Time moves quickly in the world of Wind-up Dreams, and where I’ve had a host of posts planned around my springtime trip to Los Angeles, it’s suddenly summer and almost July, and does it really make sense to write up a review for a couple of concerts I attended back in April? No, of course not!
Ah! But that now long ago trip north did yield a pair of fairly amazing vintage finds that have found a life together and forever in a brand new photo and video animation. Where some may direct their travels to resorts, tourist destinations, and upscale shopping districts, I’m a bit more adventurous, wandering into odd little shops, swap meets, or tiny indy record stores where (my kind of) treasure surely awaits. One such store is Permanent Records, a fantastic little record store on the main drag in Eagle Rock with an incredibly diverse selection of new and used vinyl, plus a very knowledgeable staff with great taste in all kinds of music.
In the stacks at Permanent Records I found Lazy Rhapsody, an album released by Lou Busch and his Piano Orchestra (imagine the stage required for that!) in the late 1950s. The record had loooooong been included on my Records Want List, a comprehensive spreadsheet I’ve maintained for many years to track the album covers I see on various vintage vinyl websites that have good potential as background subject matter for my photos. The best are those covers with a glamorous gal of the 50’s gazing off into negative space where my devious mind can construct an alternate universe for her to contemplate, and—for obvious reasons (I mean, just look at it!)—Lazy Rhapsody was VERY high on my want list!
Vintage books have made several memorable appearance in my photos, and I’m always on the lookout for old texts with unusual titles or fancy gold lettering on the spine. The day before my trip to Permanent Records I discovered the Cosmopolitan Book Shop, a jam packed used bookstore on Melrose Avenue, east of La Brea. Wow! Inventory, inventory, inventory… Floor to ceiling and wall to wall. It would take days to fully appreciate their stock, and I basically found the store while filling 10 minutes before heading off to other locales. Luckily, it took only 9 minutes to spot an absolutely incredible vintage book! Crazy title—gold on the spine. Yay!
To the left is The Influence of Women… and its cure by John Erskine, a non-fiction book published in 1936 as a call to attention to men across the land that, basically, this whole business of (gasp!) gender equality could screw up the good deal that men had enjoyed since the beginning of recorded time. Oh, the horror!

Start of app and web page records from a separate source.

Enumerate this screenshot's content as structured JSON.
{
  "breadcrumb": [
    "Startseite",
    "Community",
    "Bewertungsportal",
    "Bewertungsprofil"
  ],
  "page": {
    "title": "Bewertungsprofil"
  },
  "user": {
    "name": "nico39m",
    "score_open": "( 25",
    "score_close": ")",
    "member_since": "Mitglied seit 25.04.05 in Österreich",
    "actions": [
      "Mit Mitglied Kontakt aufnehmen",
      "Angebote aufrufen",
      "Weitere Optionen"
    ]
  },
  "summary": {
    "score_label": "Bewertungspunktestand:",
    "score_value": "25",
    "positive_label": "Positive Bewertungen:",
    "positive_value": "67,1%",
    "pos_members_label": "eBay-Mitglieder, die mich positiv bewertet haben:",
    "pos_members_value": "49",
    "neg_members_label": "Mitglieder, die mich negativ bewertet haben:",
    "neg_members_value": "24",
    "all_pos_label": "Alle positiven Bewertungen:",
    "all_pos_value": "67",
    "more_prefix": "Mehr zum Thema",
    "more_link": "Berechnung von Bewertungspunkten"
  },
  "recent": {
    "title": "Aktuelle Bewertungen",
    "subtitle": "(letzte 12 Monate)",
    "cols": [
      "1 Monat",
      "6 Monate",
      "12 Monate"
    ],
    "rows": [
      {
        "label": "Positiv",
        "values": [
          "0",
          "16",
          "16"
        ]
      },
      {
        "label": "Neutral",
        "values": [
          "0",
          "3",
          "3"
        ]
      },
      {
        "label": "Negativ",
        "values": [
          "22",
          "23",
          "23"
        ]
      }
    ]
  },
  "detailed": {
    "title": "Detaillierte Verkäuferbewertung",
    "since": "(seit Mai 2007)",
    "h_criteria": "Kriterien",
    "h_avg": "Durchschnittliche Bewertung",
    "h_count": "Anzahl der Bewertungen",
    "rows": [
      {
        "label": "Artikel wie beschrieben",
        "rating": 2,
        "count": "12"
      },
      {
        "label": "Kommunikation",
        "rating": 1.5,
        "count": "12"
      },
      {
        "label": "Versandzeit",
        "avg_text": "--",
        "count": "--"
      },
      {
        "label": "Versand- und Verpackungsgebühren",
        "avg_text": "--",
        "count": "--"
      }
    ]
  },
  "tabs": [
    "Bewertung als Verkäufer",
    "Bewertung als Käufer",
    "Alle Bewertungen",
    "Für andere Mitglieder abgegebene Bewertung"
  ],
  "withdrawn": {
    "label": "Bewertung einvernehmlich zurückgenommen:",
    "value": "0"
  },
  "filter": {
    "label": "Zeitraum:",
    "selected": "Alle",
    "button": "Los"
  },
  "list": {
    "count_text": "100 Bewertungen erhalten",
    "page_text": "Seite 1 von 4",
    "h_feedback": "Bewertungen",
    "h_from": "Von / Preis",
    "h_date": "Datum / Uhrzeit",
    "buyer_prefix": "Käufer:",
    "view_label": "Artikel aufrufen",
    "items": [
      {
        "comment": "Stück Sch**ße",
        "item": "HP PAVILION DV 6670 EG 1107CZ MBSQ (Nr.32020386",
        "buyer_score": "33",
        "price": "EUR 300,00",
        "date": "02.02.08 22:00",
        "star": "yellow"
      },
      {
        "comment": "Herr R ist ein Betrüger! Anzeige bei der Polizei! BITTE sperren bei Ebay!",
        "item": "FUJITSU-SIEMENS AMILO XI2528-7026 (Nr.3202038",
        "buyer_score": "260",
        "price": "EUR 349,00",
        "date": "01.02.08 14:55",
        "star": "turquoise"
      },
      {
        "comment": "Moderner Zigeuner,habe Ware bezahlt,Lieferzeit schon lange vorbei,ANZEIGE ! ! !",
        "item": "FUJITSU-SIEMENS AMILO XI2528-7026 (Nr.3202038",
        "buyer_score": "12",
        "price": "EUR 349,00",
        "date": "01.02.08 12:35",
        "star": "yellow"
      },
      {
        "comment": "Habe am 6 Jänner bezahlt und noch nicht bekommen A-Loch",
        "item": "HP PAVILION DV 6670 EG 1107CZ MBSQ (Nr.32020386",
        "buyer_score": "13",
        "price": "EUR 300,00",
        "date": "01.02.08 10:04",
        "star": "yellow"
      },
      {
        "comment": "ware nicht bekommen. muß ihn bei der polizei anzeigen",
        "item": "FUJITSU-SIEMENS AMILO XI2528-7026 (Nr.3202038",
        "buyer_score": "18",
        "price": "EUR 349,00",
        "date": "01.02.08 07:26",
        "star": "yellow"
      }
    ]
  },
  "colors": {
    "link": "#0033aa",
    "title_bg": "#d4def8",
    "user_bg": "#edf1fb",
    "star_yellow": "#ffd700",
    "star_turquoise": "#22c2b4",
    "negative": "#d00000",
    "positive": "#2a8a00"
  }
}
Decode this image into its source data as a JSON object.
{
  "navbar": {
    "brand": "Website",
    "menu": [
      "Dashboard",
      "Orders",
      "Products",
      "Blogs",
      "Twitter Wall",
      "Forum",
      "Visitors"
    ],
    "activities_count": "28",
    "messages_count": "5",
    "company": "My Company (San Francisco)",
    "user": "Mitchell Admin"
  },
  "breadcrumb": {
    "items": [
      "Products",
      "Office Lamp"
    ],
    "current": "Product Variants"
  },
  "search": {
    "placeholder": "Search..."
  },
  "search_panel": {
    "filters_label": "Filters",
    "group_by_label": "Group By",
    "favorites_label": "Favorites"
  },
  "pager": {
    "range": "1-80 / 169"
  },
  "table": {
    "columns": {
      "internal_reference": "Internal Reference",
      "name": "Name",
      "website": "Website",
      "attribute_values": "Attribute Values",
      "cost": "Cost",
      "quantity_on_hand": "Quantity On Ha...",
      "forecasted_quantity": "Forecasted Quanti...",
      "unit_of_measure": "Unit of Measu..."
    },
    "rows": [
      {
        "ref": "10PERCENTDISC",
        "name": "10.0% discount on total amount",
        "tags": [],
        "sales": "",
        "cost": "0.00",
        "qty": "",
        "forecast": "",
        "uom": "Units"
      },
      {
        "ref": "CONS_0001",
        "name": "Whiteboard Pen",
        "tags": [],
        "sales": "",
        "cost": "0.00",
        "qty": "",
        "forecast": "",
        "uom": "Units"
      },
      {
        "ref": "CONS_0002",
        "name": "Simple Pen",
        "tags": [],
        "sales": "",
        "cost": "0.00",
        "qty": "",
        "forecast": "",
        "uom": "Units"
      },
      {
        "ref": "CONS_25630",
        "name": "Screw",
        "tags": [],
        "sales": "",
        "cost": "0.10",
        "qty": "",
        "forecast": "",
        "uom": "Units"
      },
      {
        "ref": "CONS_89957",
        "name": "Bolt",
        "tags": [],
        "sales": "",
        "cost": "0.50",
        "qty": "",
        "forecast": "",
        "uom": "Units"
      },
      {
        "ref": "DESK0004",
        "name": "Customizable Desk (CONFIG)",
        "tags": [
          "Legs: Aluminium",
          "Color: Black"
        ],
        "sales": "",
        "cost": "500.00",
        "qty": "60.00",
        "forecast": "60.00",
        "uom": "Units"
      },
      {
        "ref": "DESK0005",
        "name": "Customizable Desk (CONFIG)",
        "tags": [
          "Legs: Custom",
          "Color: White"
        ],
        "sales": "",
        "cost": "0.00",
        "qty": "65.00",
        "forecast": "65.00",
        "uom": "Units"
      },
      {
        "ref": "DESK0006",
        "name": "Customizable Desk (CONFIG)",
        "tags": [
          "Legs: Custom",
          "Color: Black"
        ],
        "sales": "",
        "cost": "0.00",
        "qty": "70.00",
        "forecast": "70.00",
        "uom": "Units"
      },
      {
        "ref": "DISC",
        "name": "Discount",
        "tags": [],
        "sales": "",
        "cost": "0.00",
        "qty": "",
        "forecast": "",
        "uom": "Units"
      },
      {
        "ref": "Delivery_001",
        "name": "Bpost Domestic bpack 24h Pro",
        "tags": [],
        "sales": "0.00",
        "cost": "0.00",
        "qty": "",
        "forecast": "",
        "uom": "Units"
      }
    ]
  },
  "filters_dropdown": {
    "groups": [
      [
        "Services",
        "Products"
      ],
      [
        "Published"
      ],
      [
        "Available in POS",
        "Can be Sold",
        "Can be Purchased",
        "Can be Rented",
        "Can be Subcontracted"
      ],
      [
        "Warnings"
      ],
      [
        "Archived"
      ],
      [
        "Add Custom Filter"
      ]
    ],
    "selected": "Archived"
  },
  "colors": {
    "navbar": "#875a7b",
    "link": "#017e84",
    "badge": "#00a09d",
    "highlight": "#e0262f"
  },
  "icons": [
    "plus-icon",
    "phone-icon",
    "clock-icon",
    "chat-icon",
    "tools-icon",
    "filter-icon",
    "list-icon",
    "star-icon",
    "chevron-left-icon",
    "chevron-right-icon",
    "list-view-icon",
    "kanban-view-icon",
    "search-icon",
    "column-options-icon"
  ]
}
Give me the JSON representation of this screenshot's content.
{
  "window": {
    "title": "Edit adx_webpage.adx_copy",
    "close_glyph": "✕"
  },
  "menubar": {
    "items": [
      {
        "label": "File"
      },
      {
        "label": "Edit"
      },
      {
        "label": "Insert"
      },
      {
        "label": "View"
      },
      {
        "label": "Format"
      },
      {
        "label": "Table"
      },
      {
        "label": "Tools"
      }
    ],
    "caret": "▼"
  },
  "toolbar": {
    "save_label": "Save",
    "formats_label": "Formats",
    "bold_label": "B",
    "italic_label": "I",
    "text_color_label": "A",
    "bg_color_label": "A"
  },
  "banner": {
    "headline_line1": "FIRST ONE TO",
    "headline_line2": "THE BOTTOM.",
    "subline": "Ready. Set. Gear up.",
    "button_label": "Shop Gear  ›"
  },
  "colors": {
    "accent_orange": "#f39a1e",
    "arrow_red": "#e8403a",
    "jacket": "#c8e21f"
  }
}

Inside is a stern text bemoaning the perils of women’s rights, the outlandish notion that women could be teachers, and that men have sadly allowed their wives to control the purse strings of family wealth. I’m convinced that I could leverage the book into a career as a standup comic by merely taking to the stage and, in a serious and knowing tone, recite passages to my delighted and far more liberated audience.
Best, though, is the inscription inside the front cover:
with best wishes,
from Lea — 1936
What a lovely gift! Doesn’t it make you wonder about Roy and Lea? Was Lea a strong independent woman sending Roy a message? Or was she subserviently giving Roy a gift that in present day would have been on his Amazon wish list? In any case, The Influence of Women seemed like it would be perfect as a treatment in one of my photos.
I ended up combining both of these LA finds in a new photo and video. Behold!
This was actually a very simple photo, as it involved only a single background image and very few foreground elements, whereas most of my recent work has involved much more elaborate staging. Still, building the narrative and getting the overall composition right took a fair amount of time.
Added bonus… As I’ve done with many of my recent photos, I created a video animation of the photo during deconstruction of the set! For the video I tried to imaging why Tuxedo Guy might be surrounded by all those women, and tried to find music that would sort of carry the story—though from the perspective of the women, rather than the perspective of Tuxedo Guy. Many songs were auditioned; none of them worked. And then I recalled a number one hit from 1970 that ruled the airwaves to such a heavy-rotation extent that, now, decades later, there remain people suffering from the annoying effects of an “earworm” as this invasive slice of bubbly pop drivel continually spins inside their heads. Not daring to use the original and perhaps risk the peril of worldwide audio infection, I chose a harder edge 1991 cover version from Voice Of The Beehive.